    just another article trying to make an excuse for the continued ideology that ignorance should be acceptable!

    February 7, 2012 at 3:34 pm | Report abuse |
    • I'm Below Stupid

      Huh? Did you even read a complete sentence in this article?

      February 7, 2012 at 3:52 pm | Report abuse |
      • Juan

        I want in on this Emily! I consider myelsf a Top Shot because not only am I successful in the field, but you should see me shoot on my son's "Big Game Hunter" game on the Wii!

        November 15, 2012 at 6:21 am | Report abuse |
    • Nate

      ignorance should be accepted? Huh? What in this article led you to this brilliant conclusion? I hope your breed of stupid is extinct soon.

      February 10, 2012 at 3:08 pm | Report abuse |
      • Yasemin

        this is seriously geittng to the point where it's beyond rediculous, i'm actually considering moving to another country, course even that is probably considered a crime nowadays, i'm sure some nob would find a way to class it as sedition or treason.

        November 15, 2012 at 1:37 pm | Report abuse |
  41. DQ

    It seems ridiculous that people would even pay for these courses, or that the federal government gives loans or grants for these classes.

    February 7, 2012 at 3:34 pm | Report abuse |
    • T

      If you even bothered to read this article it talks about using the platform of pop culture to discuss historical, philosophical, political, and social issues. Considering how many boring and dry college lectures I had to sit through in my life, I find this to be a refreshing alternative. If the same lessons of a boring woman's history or African-American history class can be taught using the premise of Beyonce, what's the harm?

      February 7, 2012 at 3:58 pm | Report abuse |
      • DQ

        If you wanna pay for $400-1000.00 for a course on some "bootylicious" dame to understand the dynamics in a Women and Gender Studies have at it. I'd put my money somewhere else. Furthermore, there are certainly more interesting women to choose from.

        February 7, 2012 at 4:12 pm | Report abuse |
      • M


        February 10, 2012 at 3:40 pm | Report abuse |
    • Nate

      It's a choice and it sounds like you could benefit and certainly those who can't seem to get along with people who don't look like you/talk like you/believe what you believe. It's unconventional so it must be wrong and a waste of time, that's the American way.

      February 10, 2012 at 3:11 pm | Report abuse |
  42. ruth

    Leave me out of her classroom,I mean really she really is not that intelligent!

    February 7, 2012 at 3:18 pm | Report abuse |
    • momma

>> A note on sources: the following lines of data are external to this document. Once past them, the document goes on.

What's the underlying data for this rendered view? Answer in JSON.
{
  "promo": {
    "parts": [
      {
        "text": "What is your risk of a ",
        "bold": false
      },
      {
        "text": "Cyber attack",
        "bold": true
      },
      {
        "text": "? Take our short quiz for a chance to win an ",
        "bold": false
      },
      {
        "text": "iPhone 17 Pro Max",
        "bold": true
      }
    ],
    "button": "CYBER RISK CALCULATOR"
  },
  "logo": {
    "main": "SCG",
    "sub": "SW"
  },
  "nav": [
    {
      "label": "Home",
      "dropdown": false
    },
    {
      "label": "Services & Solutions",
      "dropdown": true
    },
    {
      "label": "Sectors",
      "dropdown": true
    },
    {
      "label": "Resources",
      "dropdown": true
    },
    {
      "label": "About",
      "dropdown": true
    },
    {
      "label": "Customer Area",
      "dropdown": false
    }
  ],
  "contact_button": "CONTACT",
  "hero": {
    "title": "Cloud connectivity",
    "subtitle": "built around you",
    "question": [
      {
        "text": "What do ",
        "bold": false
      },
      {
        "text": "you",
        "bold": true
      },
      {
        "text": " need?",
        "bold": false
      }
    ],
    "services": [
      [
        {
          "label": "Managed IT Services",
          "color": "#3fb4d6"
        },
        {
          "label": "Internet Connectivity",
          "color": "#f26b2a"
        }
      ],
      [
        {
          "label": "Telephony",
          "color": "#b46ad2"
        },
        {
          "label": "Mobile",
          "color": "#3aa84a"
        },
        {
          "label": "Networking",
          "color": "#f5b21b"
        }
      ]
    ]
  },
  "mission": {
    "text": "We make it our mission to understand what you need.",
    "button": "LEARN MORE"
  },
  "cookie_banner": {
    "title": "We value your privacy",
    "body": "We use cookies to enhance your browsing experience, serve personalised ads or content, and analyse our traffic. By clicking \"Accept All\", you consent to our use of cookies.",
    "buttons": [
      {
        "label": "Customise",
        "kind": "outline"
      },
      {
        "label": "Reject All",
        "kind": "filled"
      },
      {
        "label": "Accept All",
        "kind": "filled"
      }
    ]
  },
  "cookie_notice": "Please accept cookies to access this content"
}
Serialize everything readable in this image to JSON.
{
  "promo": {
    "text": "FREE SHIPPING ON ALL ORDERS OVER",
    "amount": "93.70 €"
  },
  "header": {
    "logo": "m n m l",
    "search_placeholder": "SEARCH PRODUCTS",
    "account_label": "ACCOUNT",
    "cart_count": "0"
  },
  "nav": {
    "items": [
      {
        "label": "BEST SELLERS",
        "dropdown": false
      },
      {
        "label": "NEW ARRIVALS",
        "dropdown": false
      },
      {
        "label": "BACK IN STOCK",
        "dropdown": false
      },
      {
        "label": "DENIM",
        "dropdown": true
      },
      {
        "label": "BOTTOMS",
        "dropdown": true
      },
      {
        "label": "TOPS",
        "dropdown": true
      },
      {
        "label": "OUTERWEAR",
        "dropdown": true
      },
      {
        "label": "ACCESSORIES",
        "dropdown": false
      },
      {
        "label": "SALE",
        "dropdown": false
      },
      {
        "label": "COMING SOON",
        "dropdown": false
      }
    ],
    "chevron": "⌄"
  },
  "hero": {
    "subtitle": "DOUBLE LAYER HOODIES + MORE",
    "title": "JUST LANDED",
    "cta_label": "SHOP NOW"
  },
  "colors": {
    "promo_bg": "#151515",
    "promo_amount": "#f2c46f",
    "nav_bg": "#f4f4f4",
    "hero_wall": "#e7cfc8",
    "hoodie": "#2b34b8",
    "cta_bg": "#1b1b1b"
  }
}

      I agree......hair flipping everywhere....and just one unintelligent woman. Her lyrics say it all.....!!! Terrible!!!!

      February 7, 2012 at 3:25 pm | Report abuse |
    • MiGrant

      Beautiful? Yes!
      A good voice? Yes!
      But worthy of study? He!!, no!

      February 8, 2012 at 6:41 am | Report abuse |